autumn of 1818. Soon after he crossed the Allegheny mountains on horseback, arriving in Pittsburg, December 20, 1818, where he was appointed to supply vacancies for three months in this section of the State. He arrived at Butler three days later, and preached in the court house on the last Sunday of the year. He continued to preach as a supply until April 23, 1819, when he received a call from the congregations of Butler and White Oak Springs, which he accepted, and after filling his previous engagements, was ordained and installed as their pastor by the Monongahela Associate Reformed Presbytery, and preached his first sermon as pastor of the Butler church on the third Sunday in May, 1819. This pastorate continued in an unbroken chain for more than forty-five years, or until his death in Butler, June 29, 1864, although he was unable to preach for nearly five months preceding that event. When Mr.
Niblock became pastor of the Butler church it consisted of but one elder and nine communicants. Under his ministry there were added to the Butler, White Oak Springs and Union congregations about 1,100 members. He
baptized about 2,000 children and adults, and united in marriage more than 200 couples.

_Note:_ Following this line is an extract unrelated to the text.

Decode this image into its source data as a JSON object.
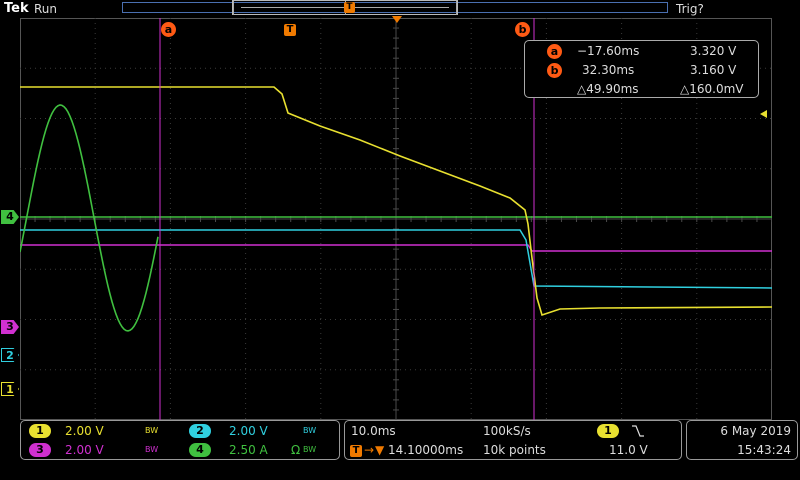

Dr.
Niblock was married after coming to Butler, to Rachel Alexander, of Pittsburg, which union was blessed by six children, viz: Mary J.; James; Alexander; John, a United Presbyterian minister; Hugh; Mrs. Maria
Zimmerman, and Harriet. The following tribute to his worth and character, written by one who know him well, will give the reader a good idea of this pioneer missionary:
Dr. Niblock was a minister of modest disposition and retiring habits, not much known to the world, but beloved by all his fellow ministers who knew him, and much esteemed among his pastoral charge. Of him it might be said: he was a good minister of Jesus
Christ -- an able and faithful expositor of the Word of God. Among the first of our ministers who settled northwest of the Allegheny
River, he lived to see the church and the country grow numerous and prosperous around him, and as the fruit of his own labors many added to the church
"of such as should be saved." He loved the church of which he was minister, arduously and faithfully labored to maintain her principles and her purity, and the work of the Lord prospered in his hands. His life was one of self-denial, labor and usefulness, esteemed in the community and beloved in the church.
of Butler County, 1895